The proposed panel would be chaired by former police ombudsman Nuala O’Loan. They want the panel to examine all documents and papers relating to the killings, which took place in August 1971 amid the introduction of internment without trial.
A proposal for the appointment of The Ballymurphy Independent Panel -- which would be similar to the panel set up to investigate the 1989 Hillsborough Stadium disaster in England -- has already been sent to the London and Dublin governments who have been asked to provide the funding for it.
Former police ombudsman Baroness Nuala O’Loan has already accepted an invitation to chair the panel while human rights lawyer Gareth Pierce has also agreed to be involved, as well as a university academic who sat on the Hillsborough Independent Panel, and four others.
The role of the Hissborough panel was to oversee the release of documents related to the event, ensure that the families and the wider public received the maximum possible disclosure of all relevant information relating to the context, circumstances and aftermath of the tragedy, and provide a comprehensive report.
If given the go-ahead, the Ballymurphy Independent Panel would meet monthly and would be expected to complete its work within 18 months.
The proposal for the panel was launched at an event this week in west Belfast, with representatives from both governments in attendance.
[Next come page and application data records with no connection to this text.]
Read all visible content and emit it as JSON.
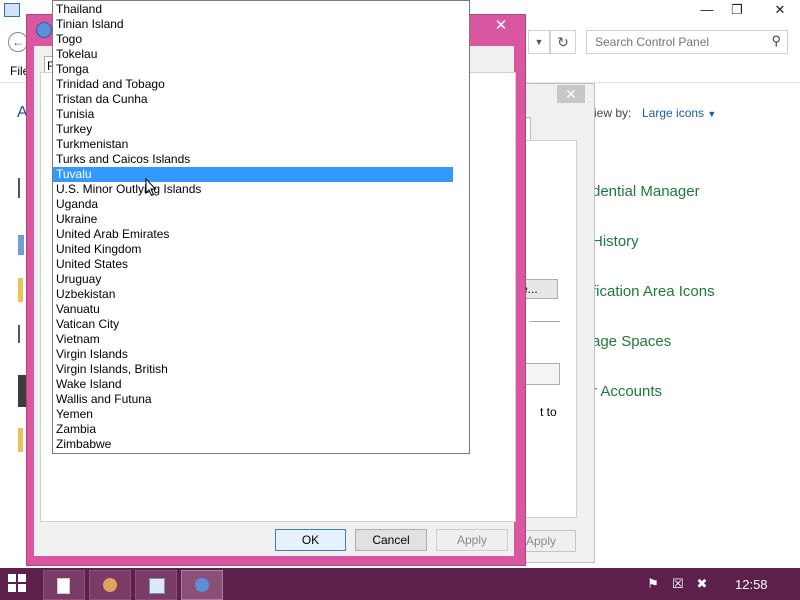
{
  "control_panel": {
    "search_placeholder": "Search Control Panel",
    "menu_file": "File",
    "heading_fragment": "A",
    "view_by_label": "iew by:",
    "view_by_value": "Large icons",
    "links": [
      "dential Manager",
      "History",
      "fication Area Icons",
      "age Spaces",
      "r Accounts"
    ]
  },
  "middle_dialog": {
    "ellipsis_button": "e...",
    "text_fragment": "t to",
    "apply_label": "Apply"
  },
  "region_dialog": {
    "tab_fragment": "F",
    "ok_label": "OK",
    "cancel_label": "Cancel",
    "apply_label": "Apply"
  },
  "country_list": {
    "items": [
      "Thailand",
      "Tinian Island",
      "Togo",
      "Tokelau",
      "Tonga",
      "Trinidad and Tobago",
      "Tristan da Cunha",
      "Tunisia",
      "Turkey",
      "Turkmenistan",
      "Turks and Caicos Islands",
      "Tuvalu",
      "U.S. Minor Outlying Islands",
      "Uganda",
      "Ukraine",
      "United Arab Emirates",
      "United Kingdom",
      "United States",
      "Uruguay",
      "Uzbekistan",
      "Vanuatu",
      "Vatican City",
      "Vietnam",
      "Virgin Islands",
      "Virgin Islands, British",
      "Wake Island",
      "Wallis and Futuna",
      "Yemen",
      "Zambia",
      "Zimbabwe"
    ],
    "selected": "Tuvalu"
  },
  "taskbar": {
    "clock": "12:58",
    "buttons": [
      "file-explorer",
      "users-tool",
      "control-panel-tool",
      "region-settings"
    ]
  },
  "colors": {
    "dialog_frame": "#d957a1",
    "taskbar": "#5d1f4b",
    "selection": "#3399ff",
    "link_green": "#1e7a3a"
  }
}
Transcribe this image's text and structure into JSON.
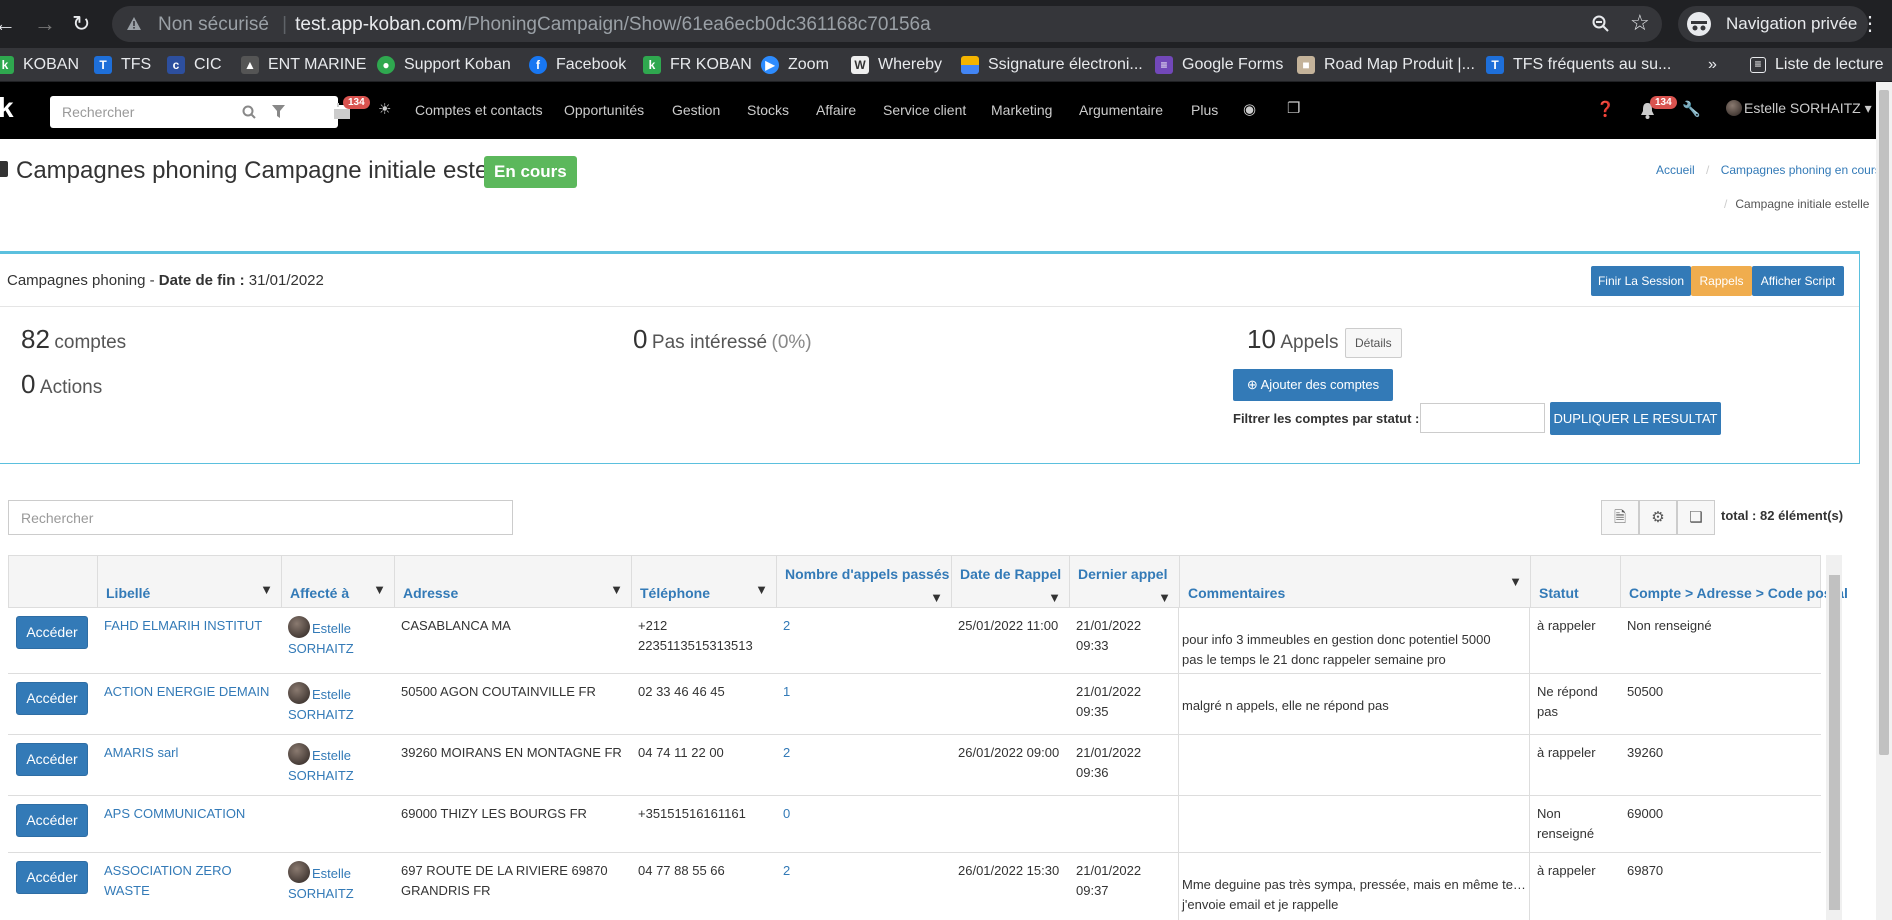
{
  "browser": {
    "security": "Non sécurisé",
    "url_host": "test.app-koban.com",
    "url_path": "/PhoningCampaign/Show/61ea6ecb0dc361168c70156a",
    "private_label": "Navigation privée",
    "bookmarks": [
      "KOBAN",
      "TFS",
      "CIC",
      "ENT MARINE",
      "Support Koban",
      "Facebook",
      "FR KOBAN",
      "Zoom",
      "Whereby",
      "Ssignature électroni...",
      "Google Forms",
      "Road Map Produit |...",
      "TFS fréquents au su..."
    ],
    "reading_list": "Liste de lecture",
    "more": "»"
  },
  "appnav": {
    "search_placeholder": "Rechercher",
    "badge_count": "134",
    "menu": [
      "Comptes et contacts",
      "Opportunités",
      "Gestion",
      "Stocks",
      "Affaire",
      "Service client",
      "Marketing",
      "Argumentaire",
      "Plus"
    ],
    "notif_count": "134",
    "user": "Estelle SORHAITZ"
  },
  "page": {
    "title": "Campagnes phoning Campagne initiale estelle",
    "status": "En cours",
    "breadcrumb": [
      "Accueil",
      "Campagnes phoning en cours",
      "Campagne initiale estelle"
    ]
  },
  "panel": {
    "heading_prefix": "Campagnes phoning - ",
    "date_label": "Date de fin :",
    "date_value": " 31/01/2022",
    "buttons": {
      "finish": "Finir La Session",
      "reminders": "Rappels",
      "script": "Afficher Script"
    },
    "stats": {
      "accounts_num": "82",
      "accounts_lbl": "comptes",
      "actions_num": "0",
      "actions_lbl": "Actions",
      "notint_num": "0",
      "notint_lbl": "Pas intéressé",
      "notint_pct": "(0%)",
      "calls_num": "10",
      "calls_lbl": "Appels",
      "details": "Détails"
    },
    "add_accounts": "Ajouter des comptes",
    "filter_label": "Filtrer les comptes par statut :",
    "duplicate": "DUPLIQUER LE RESULTAT"
  },
  "list": {
    "search_placeholder": "Rechercher",
    "total": "total : 82 élément(s)"
  },
  "table": {
    "headers": [
      "Libellé",
      "Affecté à",
      "Adresse",
      "Téléphone",
      "Nombre d'appels passés",
      "Date de Rappel",
      "Dernier appel",
      "Commentaires",
      "Statut",
      "Compte > Adresse > Code postal"
    ],
    "action_label": "Accéder",
    "rows": [
      {
        "name": "FAHD ELMARIH INSTITUT",
        "assigned1": "Estelle",
        "assigned2": "SORHAITZ",
        "address1": "CASABLANCA MA",
        "address2": "",
        "phone1": "+212",
        "phone2": "2235113515313513",
        "calls": "2",
        "recall": "25/01/2022 11:00",
        "last1": "21/01/2022",
        "last2": "09:33",
        "comment1": "pour info 3 immeubles en gestion donc potentiel 5000",
        "comment2": "pas le temps le 21 donc rappeler semaine pro",
        "status1": "à rappeler",
        "status2": "",
        "postal": "Non renseigné"
      },
      {
        "name": "ACTION ENERGIE DEMAIN",
        "assigned1": "Estelle",
        "assigned2": "SORHAITZ",
        "address1": "50500 AGON COUTAINVILLE FR",
        "address2": "",
        "phone1": "02 33 46 46 45",
        "phone2": "",
        "calls": "1",
        "recall": "",
        "last1": "21/01/2022",
        "last2": "09:35",
        "comment1": "malgré n appels, elle ne répond pas",
        "comment2": "",
        "status1": "Ne répond",
        "status2": "pas",
        "postal": "50500"
      },
      {
        "name": "AMARIS sarl",
        "assigned1": "Estelle",
        "assigned2": "SORHAITZ",
        "address1": "39260 MOIRANS EN MONTAGNE FR",
        "address2": "",
        "phone1": "04 74 11 22 00",
        "phone2": "",
        "calls": "2",
        "recall": "26/01/2022 09:00",
        "last1": "21/01/2022",
        "last2": "09:36",
        "comment1": "",
        "comment2": "",
        "status1": "à rappeler",
        "status2": "",
        "postal": "39260"
      },
      {
        "name": "APS COMMUNICATION",
        "assigned1": "",
        "assigned2": "",
        "address1": "69000 THIZY LES BOURGS FR",
        "address2": "",
        "phone1": "+35151516161161",
        "phone2": "",
        "calls": "0",
        "recall": "",
        "last1": "",
        "last2": "",
        "comment1": "",
        "comment2": "",
        "status1": "Non",
        "status2": "renseigné",
        "postal": "69000"
      },
      {
        "name": "ASSOCIATION ZERO WASTE",
        "assigned1": "Estelle",
        "assigned2": "SORHAITZ",
        "address1": "697 ROUTE DE LA RIVIERE 69870",
        "address2": "GRANDRIS FR",
        "phone1": "04 77 88 55 66",
        "phone2": "",
        "calls": "2",
        "recall": "26/01/2022 15:30",
        "last1": "21/01/2022",
        "last2": "09:37",
        "comment1": "Mme deguine pas très sympa, pressée, mais en même te…",
        "comment2": "j'envoie email et je rappelle",
        "status1": "à rappeler",
        "status2": "",
        "postal": "69870"
      }
    ]
  }
}
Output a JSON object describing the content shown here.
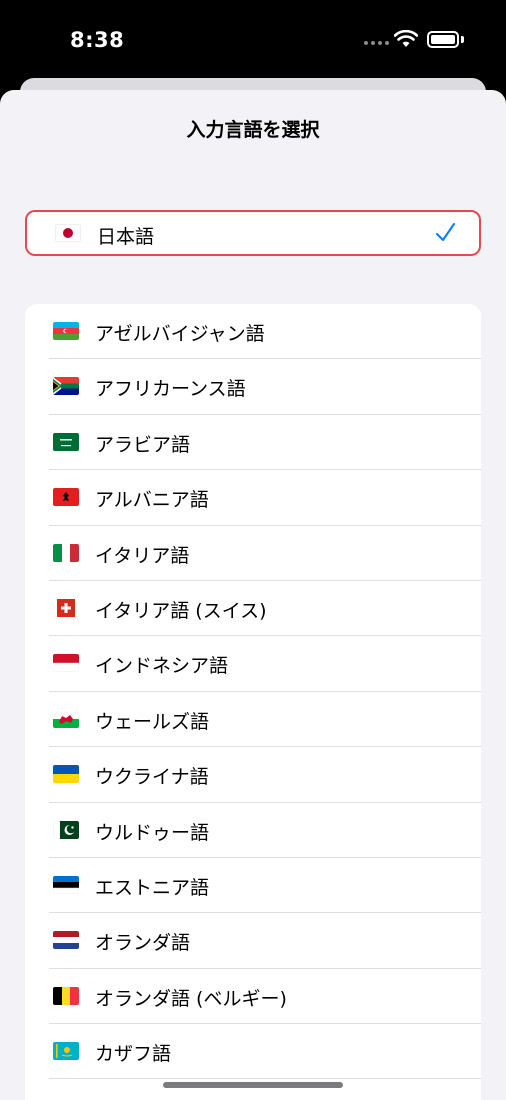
{
  "status_bar": {
    "time": "8:38"
  },
  "sheet": {
    "title": "入力言語を選択"
  },
  "selected": {
    "label": "日本語",
    "flag": "japan-flag-icon"
  },
  "languages": [
    {
      "label": "アゼルバイジャン語",
      "flag": "azerbaijan-flag-icon"
    },
    {
      "label": "アフリカーンス語",
      "flag": "south-africa-flag-icon"
    },
    {
      "label": "アラビア語",
      "flag": "saudi-arabia-flag-icon"
    },
    {
      "label": "アルバニア語",
      "flag": "albania-flag-icon"
    },
    {
      "label": "イタリア語",
      "flag": "italy-flag-icon"
    },
    {
      "label": "イタリア語 (スイス)",
      "flag": "switzerland-flag-icon"
    },
    {
      "label": "インドネシア語",
      "flag": "indonesia-flag-icon"
    },
    {
      "label": "ウェールズ語",
      "flag": "wales-flag-icon"
    },
    {
      "label": "ウクライナ語",
      "flag": "ukraine-flag-icon"
    },
    {
      "label": "ウルドゥー語",
      "flag": "pakistan-flag-icon"
    },
    {
      "label": "エストニア語",
      "flag": "estonia-flag-icon"
    },
    {
      "label": "オランダ語",
      "flag": "netherlands-flag-icon"
    },
    {
      "label": "オランダ語 (ベルギー)",
      "flag": "belgium-flag-icon"
    },
    {
      "label": "カザフ語",
      "flag": "kazakhstan-flag-icon"
    }
  ],
  "colors": {
    "accent": "#007aff",
    "selected_border": "#e5484d"
  }
}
Padraig O Muirigh, a lawyer for the families, said the panel proposal was “an attempt to move the campaign forward” and “break the impasse with the British government who to date have refused to carry out an independent investigation into Ballymurphy”. He said a report compiled by the panel would “establish an evidence base on which further legal actions and new inquests could be progressed.”
Fr Tim Bartlett, who attended the launch event as a representative of Bishop of Down and Connor, Dr Noel Treanor said the Catholic Church was “lending our full support to what we regard as a really responsible, realistic, reasonable and achievable proposal which has been proven to work at relatively minimal cost in the Hillsborough enquiry and yet to produce very important findings”.
In a statement the families said “they have amassed strong evidence that all who died were killed unlawfully and in breach of Article 2 of the European Convention of Human Rights.
“The case raises serious questions regarding human rights abuses committed by the British Army and of a culture of impunity in the north of Ireland in which members of the security forces routinely were above the law.”
The families have criticised the original PSNI (then RUC) investigation into the killings at the time. They have also expressed no confidence into the review of the deaths currently being conducted by the PSNI’s Historical Enquires team (HET).
Members of the Parachute Regiment claimed they opened fire after being shot at by republicans during Operation Demetrius in 1971. A Catholic priest and a mother-of-eight were among those killed.
After an application from the families the attorney general directed the coroner to re-open inquests into the deaths in November 2011.